– People’s Supper is a pot luck dinner party for people to share stories and come together and to build our community and our ability to have civil conversations, to find what unites us. It is being planned for October by Kathryn Garcia.

– Screening and discussion of the video “Democracy for Sale”. This might become a series of videos. It is being planned for November by Diane Lemieux and Pat Stockwell.

– Coastal Issues facing Pamlico County. This is being planned for late November or early December by Bill Hines, Katy Pugh and Riane Moser.

– Education in Pamlico County. This is being planned for January by Diane Lemieux.

As you can see there are many ways to address issues that are important to you. Please contact me or the people involved to participate in these forums/information sessions/dinners.

Important Dates:

September 30 at 6pm at PCC: the Pamlico County NAACP is having their Annual Freedom Banquet. Tickets on sale at the Inland Waterway Provision Company and at The Daily Bread bookstore.

October 4 at 10 am in the Commissioners’ Room in the Courthouse: meeting of the Recycling Committee. This committee was appointed by the Pamlico County Board of Commissioners to study recycling options and make recommendations to the Board. Committee meetings are open to the public. The next meeting is Wednesday October 4.
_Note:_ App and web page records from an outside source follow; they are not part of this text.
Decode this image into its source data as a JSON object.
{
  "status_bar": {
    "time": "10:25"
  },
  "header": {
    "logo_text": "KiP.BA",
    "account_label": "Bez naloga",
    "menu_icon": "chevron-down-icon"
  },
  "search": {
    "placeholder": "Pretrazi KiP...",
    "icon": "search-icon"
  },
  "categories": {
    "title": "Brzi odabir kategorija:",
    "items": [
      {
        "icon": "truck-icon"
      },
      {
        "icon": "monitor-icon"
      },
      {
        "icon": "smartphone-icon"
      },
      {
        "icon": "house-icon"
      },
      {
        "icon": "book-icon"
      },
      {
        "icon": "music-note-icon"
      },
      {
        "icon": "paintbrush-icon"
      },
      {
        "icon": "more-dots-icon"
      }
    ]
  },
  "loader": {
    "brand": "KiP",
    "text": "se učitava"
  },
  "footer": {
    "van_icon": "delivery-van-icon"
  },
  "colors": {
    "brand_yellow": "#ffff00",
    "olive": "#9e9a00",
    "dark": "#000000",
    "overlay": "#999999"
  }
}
October 17 at 5pm downstairs in the kitchen at the Pamlico County Courthouse the Pamlico Progressives have their next monthly meeting. We had wanted the fourth Tuesday of every month, but that room is reserved at that time. I hope the third Tuesdays of the month will work. 
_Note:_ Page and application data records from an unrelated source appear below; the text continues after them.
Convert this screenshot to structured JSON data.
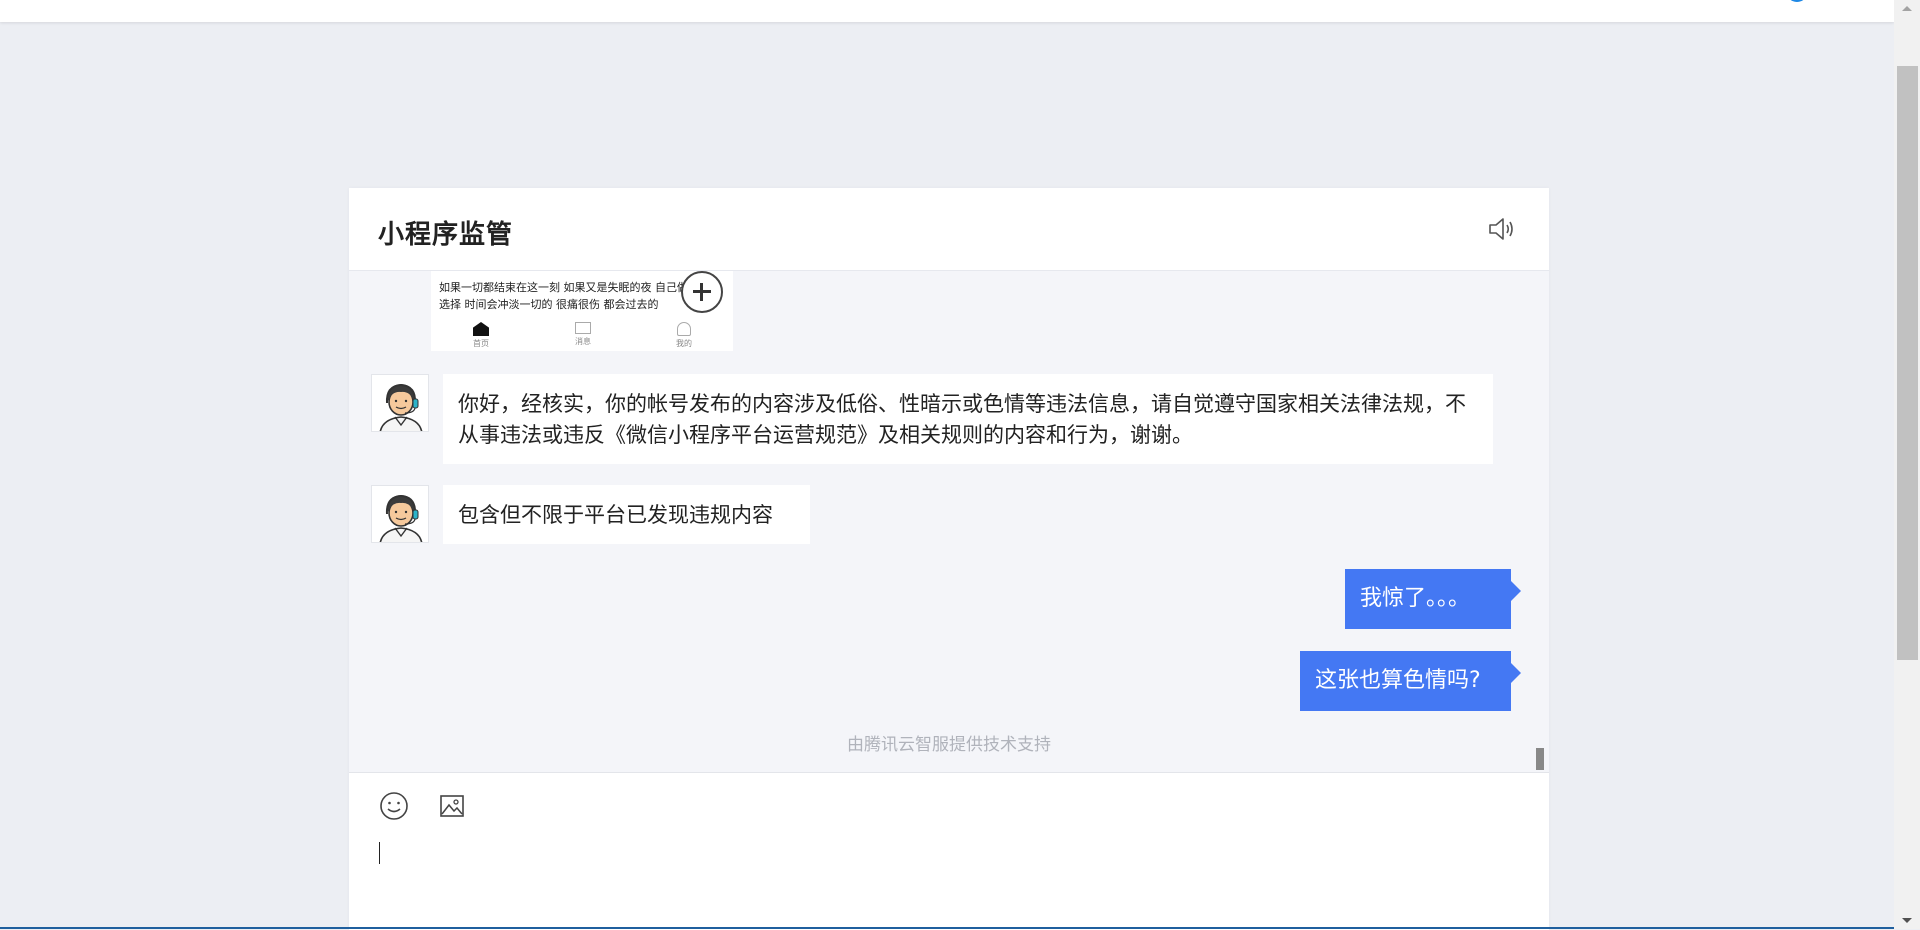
{
  "panel": {
    "title": "小程序监管"
  },
  "preview_image": {
    "line1": "如果一切都结束在这一刻 如果又是失眠的夜 自己做的",
    "line2": "选择 时间会冲淡一切的 很痛很伤 都会过去的",
    "tabs": [
      "首页",
      "消息",
      "我的"
    ]
  },
  "messages": [
    {
      "from": "agent",
      "text": "你好，经核实，你的帐号发布的内容涉及低俗、性暗示或色情等违法信息，请自觉遵守国家相关法律法规，不从事违法或违反《微信小程序平台运营规范》及相关规则的内容和行为，谢谢。"
    },
    {
      "from": "agent",
      "text": "包含但不限于平台已发现违规内容"
    },
    {
      "from": "user",
      "text": "我惊了。。。"
    },
    {
      "from": "user",
      "text": "这张也算色情吗?"
    }
  ],
  "footer": {
    "support": "由腾讯云智服提供技术支持"
  },
  "input": {
    "value": "",
    "toolbar": [
      "emoji-icon",
      "image-icon"
    ]
  },
  "colors": {
    "accent": "#4478f3",
    "background": "#eceef3",
    "chat_bg": "#f4f5f9"
  }
}
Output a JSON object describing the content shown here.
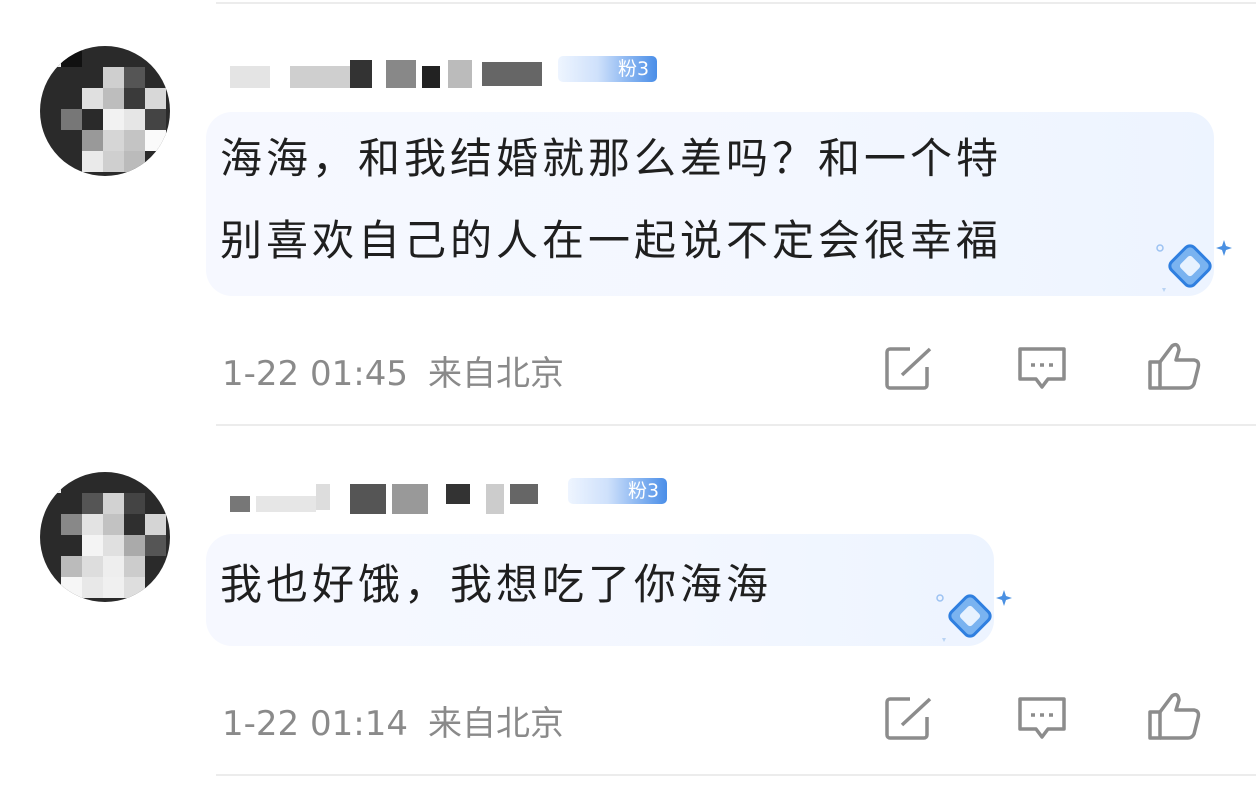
{
  "comments": [
    {
      "text_line1": "海海，和我结婚就那么差吗？和一个特",
      "text_line2": "别喜欢自己的人在一起说不定会很幸福",
      "time": "1-22 01:45",
      "location": "来自北京",
      "fan_badge": "粉3"
    },
    {
      "text_line1": "我也好饿，我想吃了你海海",
      "time": "1-22 01:14",
      "location": "来自北京",
      "fan_badge": "粉3"
    }
  ],
  "icons": {
    "repost": "repost-icon",
    "comment": "comment-icon",
    "like": "like-icon",
    "gem": "diamond-gem-icon"
  },
  "colors": {
    "bubble": "#f3f7ff",
    "badge": "#4a8ee8",
    "meta": "#8a8a8a"
  }
}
November 7 Local elections: Each town will be voting for their Town Council Officials.

Thank you for continuing this work. Please contact me by responding to this email or calling me at 252-649-5409.
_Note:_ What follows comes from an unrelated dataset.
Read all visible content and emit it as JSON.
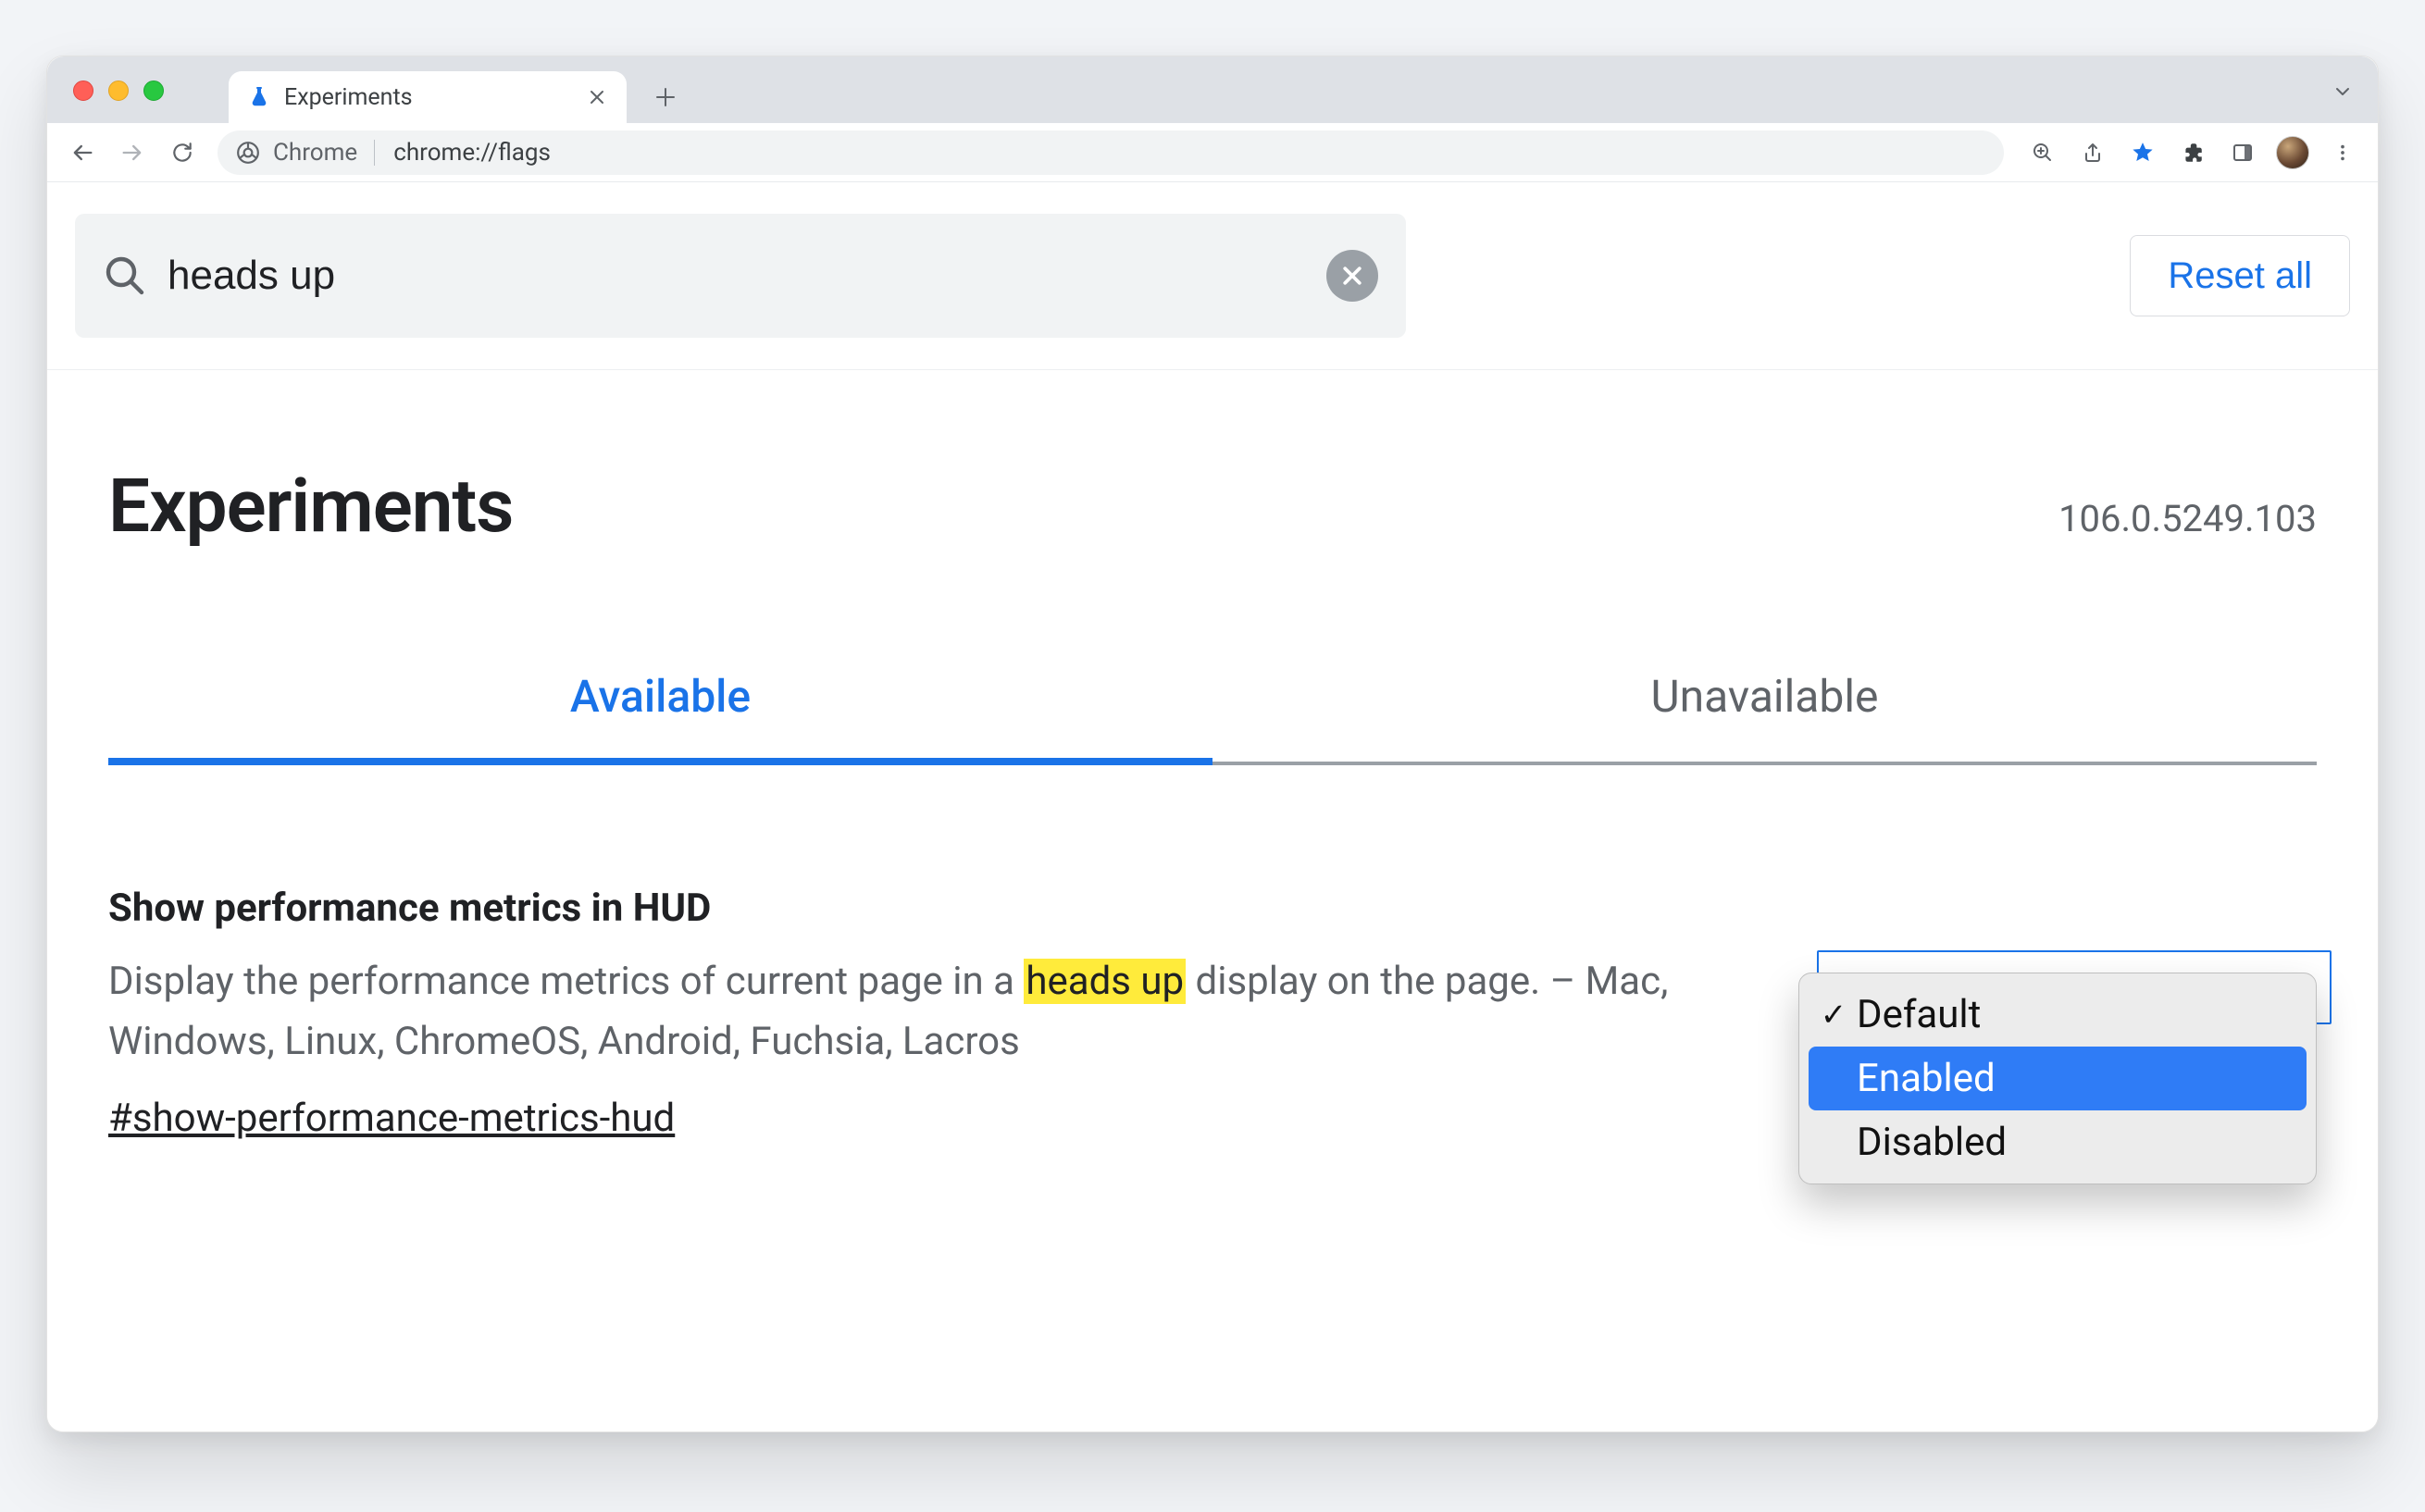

Kathryn Garcia

P.S. The Graham-Cassidy Health Care Bill didn’t pass. Thanks to all those who have called, marched and made their voices heard! Our work does matter!

2017 Working Circle Issues

PAMLICO PROGRESSIVES

Suggested Issues for working circles with possible sub-issues

April 2017

  • Education
    • o Support public education
    • o Engage with Pamlico Community College
    • o Know issues coming up at local School Board
  • Health Care
    • o ACA / Medicaid expansion
    • o Pharmaceuticals/Substance abuse
    • o Women’s Health
  • Economic Development
    • o Minority owned small business
    • o Access to capital
  • Voting
    • o Voter rights / voter suppression
    • o Gerrymandering
  • Social Justice
    • o Immigration
    • o LGBT
  • Environment
    • o EPA / Climate Change / River & water quality
    • o Fracking & coal / Pipelines
    • o Recycling and solid waste disposal
  • Income Inequality
    • o #28 – end Citizens United
    • o Corporate takeovers / ALEC / CEO Pay
    • o Unions vs right to work
  • Energy
    • o Wind Power
    • o Solar Power
  • Science
    • o Data / statistics
    • o Census
    • o Disregard of scientific facts in making policy
  • Independent Investigations
    • o Russia
    • o Taxes
    • o Transparency

 

Continue with 2 existing circles

Community Outreach – Create local events to engage with the diversity of our county

Electronic Communications – Facilitate information sharing for Pamlico Progressives

 

Our Story

One night, shortly after the Women’s March in D.C. on January 21, 2017, four women and one man (Kathryn Garcia, Jayne Stasser, and John Bloom) sat around the dinner table and discussed what the next step would be in keeping the momentum going of resisting Trump’s agenda for America. And so, Pamlico Progressives was conceived.

A meeting was held and people showed up and signed up and at the next meeting even more people showed up and by the third one we had to move to the main courtroom to accommodate everyone. How encouraging!